The survey, if approved, would ask voters about the tax and ask how much they would be willing to pay.
The city launched its “Where’s Your Bag?” campaign earlier this year, a program designed to encourage shoppers to bring reusable bags with them when they shop.
The city’s Solid Waste Committee recommended the survey in November, and staff reports say the cost of the survey is not to exceed $50,000.
“The average person uses over 500 paper and plastic bags per year, and only a small percentage of each type of bag is recycled,” according to the report, which also says other municipalities have tried to tax single-use bags with limited success.
San Francisco, Oakland, Los Angeles and Malibu have adopted ordinances prohibiting distribution of plastic bags, but a number have been successfully sued by plastic-bag manufacturers on the basis that prohibitions were “projects” subject to the California Environmental Quality Act.
Voter initiatives, which aren’t subject to CEQA, might be one way to get a bag tax on a ballot.
Efforts to regulate bag use at the state level, which included a bill to impose a 25-cent tax on single-use bags, have stalled in the legislature.
The staff report also cites an example where Seattle developed a ballot measure that would have placed a 20-cent tax on paper and plastic bags in the city.
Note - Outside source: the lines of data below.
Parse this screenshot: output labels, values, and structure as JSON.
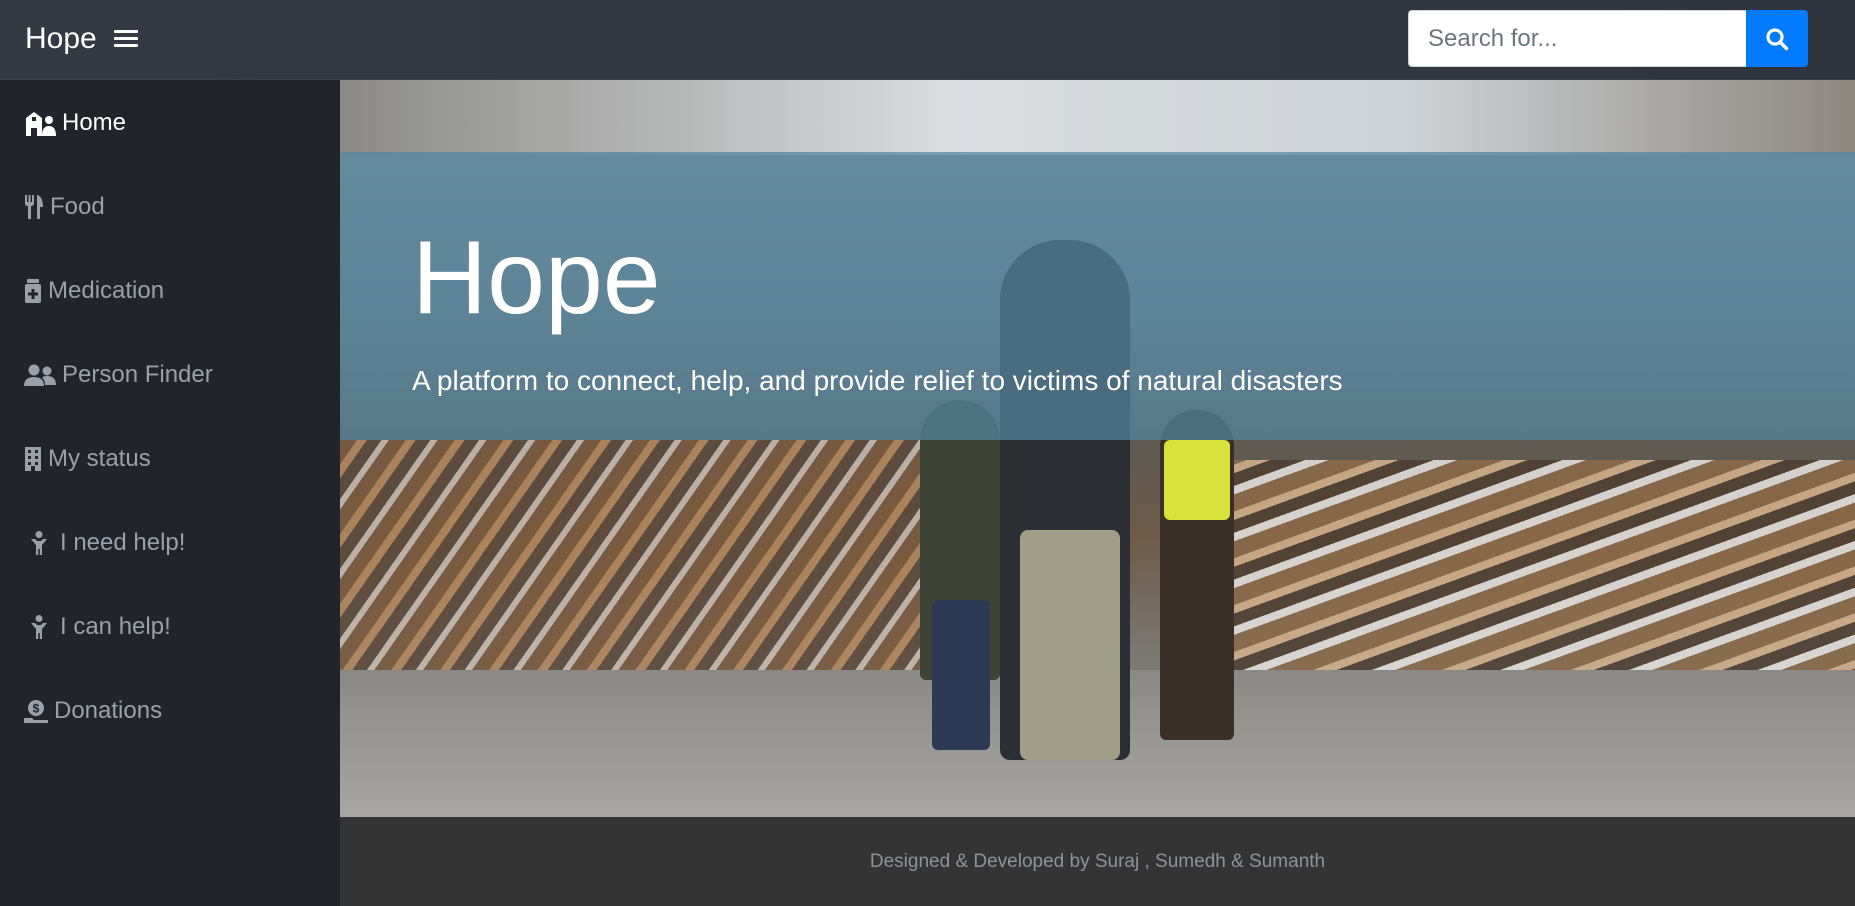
{
  "header": {
    "brand": "Hope"
  },
  "search": {
    "placeholder": "Search for..."
  },
  "sidebar": {
    "items": [
      {
        "label": "Home",
        "icon": "hospital-user-icon",
        "active": true
      },
      {
        "label": "Food",
        "icon": "utensils-icon",
        "active": false
      },
      {
        "label": "Medication",
        "icon": "medkit-icon",
        "active": false
      },
      {
        "label": "Person Finder",
        "icon": "user-friends-icon",
        "active": false
      },
      {
        "label": "My status",
        "icon": "building-icon",
        "active": false
      },
      {
        "label": "I need help!",
        "icon": "child-icon",
        "active": false
      },
      {
        "label": "I can help!",
        "icon": "child-icon",
        "active": false
      },
      {
        "label": "Donations",
        "icon": "hand-holding-usd-icon",
        "active": false
      }
    ]
  },
  "hero": {
    "title": "Hope",
    "subtitle": "A platform to connect, help, and provide relief to victims of natural disasters"
  },
  "footer": {
    "text": "Designed & Developed by Suraj , Sumedh & Sumanth"
  },
  "colors": {
    "accent": "#007bff",
    "sidebar": "#21242b",
    "topbar": "#343a44",
    "footer": "#343434",
    "overlay": "#54849c"
  }
}
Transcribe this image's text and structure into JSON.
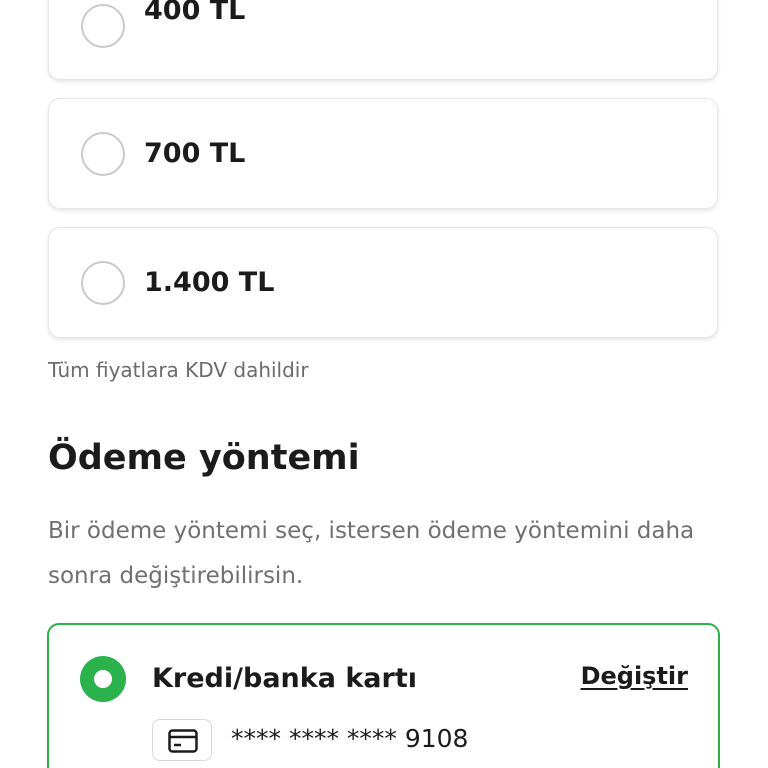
{
  "amount_options": [
    {
      "label": "400 TL",
      "selected": false
    },
    {
      "label": "700 TL",
      "selected": false
    },
    {
      "label": "1.400 TL",
      "selected": false
    }
  ],
  "vat_note": "Tüm fiyatlara KDV dahildir",
  "payment_section": {
    "title": "Ödeme yöntemi",
    "description": "Bir ödeme yöntemi seç, istersen ödeme yöntemini daha sonra değiştirebilirsin.",
    "method": {
      "label": "Kredi/banka kartı",
      "change_label": "Değiştir",
      "card_number": "**** **** **** 9108",
      "icon": "credit-card-icon",
      "selected": true
    }
  },
  "colors": {
    "accent_green": "#2bb24c",
    "text_primary": "#1b1b1b",
    "text_secondary": "#707070"
  }
}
The American Chemistry Council, which represents plastic bag manufacturers, spent more than $1 million in opposition to the measure, which was eventually defeated.
If the move is approved Tuesday, the city’s finance director would select a vendor to conduct the survey and return to the council to approve the contract.
— Noozhawk staff writer Lara Cooper can be reached at firstname.lastname@example.org.